Take the records underneath and set them down exactly.

----- EXTRACTED RECORDS

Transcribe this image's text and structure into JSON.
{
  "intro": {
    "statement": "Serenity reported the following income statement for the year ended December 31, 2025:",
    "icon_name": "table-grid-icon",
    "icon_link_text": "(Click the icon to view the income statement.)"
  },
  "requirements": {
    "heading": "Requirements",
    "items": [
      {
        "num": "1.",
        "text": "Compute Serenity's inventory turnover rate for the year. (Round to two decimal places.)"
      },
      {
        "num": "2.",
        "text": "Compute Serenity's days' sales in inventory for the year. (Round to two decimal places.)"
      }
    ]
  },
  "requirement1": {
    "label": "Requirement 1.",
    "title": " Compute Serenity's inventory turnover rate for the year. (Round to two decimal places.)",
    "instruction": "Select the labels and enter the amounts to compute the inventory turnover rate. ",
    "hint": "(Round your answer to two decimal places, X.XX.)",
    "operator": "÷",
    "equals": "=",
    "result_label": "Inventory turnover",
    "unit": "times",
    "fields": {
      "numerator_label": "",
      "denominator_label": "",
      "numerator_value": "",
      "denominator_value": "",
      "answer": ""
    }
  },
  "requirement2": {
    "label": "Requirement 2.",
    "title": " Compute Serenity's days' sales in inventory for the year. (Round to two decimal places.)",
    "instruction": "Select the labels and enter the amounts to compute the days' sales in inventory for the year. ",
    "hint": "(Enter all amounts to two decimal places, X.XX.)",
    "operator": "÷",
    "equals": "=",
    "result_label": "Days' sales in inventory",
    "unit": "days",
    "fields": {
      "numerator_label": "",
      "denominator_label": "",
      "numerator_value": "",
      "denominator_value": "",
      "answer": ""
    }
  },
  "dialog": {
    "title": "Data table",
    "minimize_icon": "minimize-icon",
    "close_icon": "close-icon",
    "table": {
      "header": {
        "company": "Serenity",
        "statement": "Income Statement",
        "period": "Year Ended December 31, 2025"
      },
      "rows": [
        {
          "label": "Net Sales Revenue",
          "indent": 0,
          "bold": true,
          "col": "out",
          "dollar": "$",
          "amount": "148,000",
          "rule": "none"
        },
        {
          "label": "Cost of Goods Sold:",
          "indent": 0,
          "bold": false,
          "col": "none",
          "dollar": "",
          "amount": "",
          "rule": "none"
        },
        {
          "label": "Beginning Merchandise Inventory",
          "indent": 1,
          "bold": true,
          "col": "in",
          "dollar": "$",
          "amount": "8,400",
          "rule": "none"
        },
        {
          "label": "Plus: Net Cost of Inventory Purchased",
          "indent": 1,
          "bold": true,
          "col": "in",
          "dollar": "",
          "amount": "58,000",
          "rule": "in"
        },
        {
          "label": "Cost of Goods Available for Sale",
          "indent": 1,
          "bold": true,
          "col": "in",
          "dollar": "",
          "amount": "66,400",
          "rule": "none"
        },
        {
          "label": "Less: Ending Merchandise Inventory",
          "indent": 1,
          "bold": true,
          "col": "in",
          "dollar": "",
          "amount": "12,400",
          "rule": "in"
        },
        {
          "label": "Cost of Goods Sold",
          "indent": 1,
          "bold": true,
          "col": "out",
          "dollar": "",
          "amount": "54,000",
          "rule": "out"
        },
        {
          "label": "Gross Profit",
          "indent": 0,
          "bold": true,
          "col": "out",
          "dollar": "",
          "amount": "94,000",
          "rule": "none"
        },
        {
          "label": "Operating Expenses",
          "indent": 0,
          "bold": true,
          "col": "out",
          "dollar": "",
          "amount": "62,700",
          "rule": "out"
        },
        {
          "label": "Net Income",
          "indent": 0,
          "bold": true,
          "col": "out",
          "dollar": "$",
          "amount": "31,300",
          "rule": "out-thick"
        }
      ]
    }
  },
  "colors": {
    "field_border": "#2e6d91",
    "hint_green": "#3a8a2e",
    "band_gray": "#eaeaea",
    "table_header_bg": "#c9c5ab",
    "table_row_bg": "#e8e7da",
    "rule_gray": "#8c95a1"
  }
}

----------

RESULT
Transcribe this image's text and structure into JSON.
{
  "intro": {
    "statement": "Serenity reported the following income statement for the year ended December 31, 2025:",
    "icon_name": "table-grid-icon",
    "icon_link_text": "(Click the icon to view the income statement.)"
  },
  "requirements": {
    "heading": "Requirements",
    "items": [
      {
        "num": "1.",
        "text": "Compute Serenity's inventory turnover rate for the year. (Round to two decimal places.)"
      },
      {
        "num": "2.",
        "text": "Compute Serenity's days' sales in inventory for the year. (Round to two decimal places.)"
      }
    ]
  },
  "requirement1": {
    "label": "Requirement 1.",
    "title": " Compute Serenity's inventory turnover rate for the year. (Round to two decimal places.)",
    "instruction": "Select the labels and enter the amounts to compute the inventory turnover rate. ",
    "hint": "(Round your answer to two decimal places, X.XX.)",
    "operator": "÷",
    "equals": "=",
    "result_label": "Inventory turnover",
    "unit": "times",
    "fields": {
      "numerator_label": "",
      "denominator_label": "",
      "numerator_value": "",
      "denominator_value": "",
      "answer": ""
    }
  },
  "requirement2": {
    "label": "Requirement 2.",
    "title": " Compute Serenity's days' sales in inventory for the year. (Round to two decimal places.)",
    "instruction": "Select the labels and enter the amounts to compute the days' sales in inventory for the year. ",
    "hint": "(Enter all amounts to two decimal places, X.XX.)",
    "operator": "÷",
    "equals": "=",
    "result_label": "Days' sales in inventory",
    "unit": "days",
    "fields": {
      "numerator_label": "",
      "denominator_label": "",
      "numerator_value": "",
      "denominator_value": "",
      "answer": ""
    }
  },
  "dialog": {
    "title": "Data table",
    "minimize_icon": "minimize-icon",
    "close_icon": "close-icon",
    "table": {
      "header": {
        "company": "Serenity",
        "statement": "Income Statement",
        "period": "Year Ended December 31, 2025"
      },
      "rows": [
        {
          "label": "Net Sales Revenue",
          "indent": 0,
          "bold": true,
          "col": "out",
          "dollar": "$",
          "amount": "148,000",
          "rule": "none"
        },
        {
          "label": "Cost of Goods Sold:",
          "indent": 0,
          "bold": false,
          "col": "none",
          "dollar": "",
          "amount": "",
          "rule": "none"
        },
        {
          "label": "Beginning Merchandise Inventory",
          "indent": 1,
          "bold": true,
          "col": "in",
          "dollar": "$",
          "amount": "8,400",
          "rule": "none"
        },
        {
          "label": "Plus: Net Cost of Inventory Purchased",
          "indent": 1,
          "bold": true,
          "col": "in",
          "dollar": "",
          "amount": "58,000",
          "rule": "in"
        },
        {
          "label": "Cost of Goods Available for Sale",
          "indent": 1,
          "bold": true,
          "col": "in",
          "dollar": "",
          "amount": "66,400",
          "rule": "none"
        },
        {
          "label": "Less: Ending Merchandise Inventory",
          "indent": 1,
          "bold": true,
          "col": "in",
          "dollar": "",
          "amount": "12,400",
          "rule": "in"
        },
        {
          "label": "Cost of Goods Sold",
          "indent": 1,
          "bold": true,
          "col": "out",
          "dollar": "",
          "amount": "54,000",
          "rule": "out"
        },
        {
          "label": "Gross Profit",
          "indent": 0,
          "bold": true,
          "col": "out",
          "dollar": "",
          "amount": "94,000",
          "rule": "none"
        },
        {
          "label": "Operating Expenses",
          "indent": 0,
          "bold": true,
          "col": "out",
          "dollar": "",
          "amount": "62,700",
          "rule": "out"
        },
        {
          "label": "Net Income",
          "indent": 0,
          "bold": true,
          "col": "out",
          "dollar": "$",
          "amount": "31,300",
          "rule": "out-thick"
        }
      ]
    }
  },
  "colors": {
    "field_border": "#2e6d91",
    "hint_green": "#3a8a2e",
    "band_gray": "#eaeaea",
    "table_header_bg": "#c9c5ab",
    "table_row_bg": "#e8e7da",
    "rule_gray": "#8c95a1"
  }
}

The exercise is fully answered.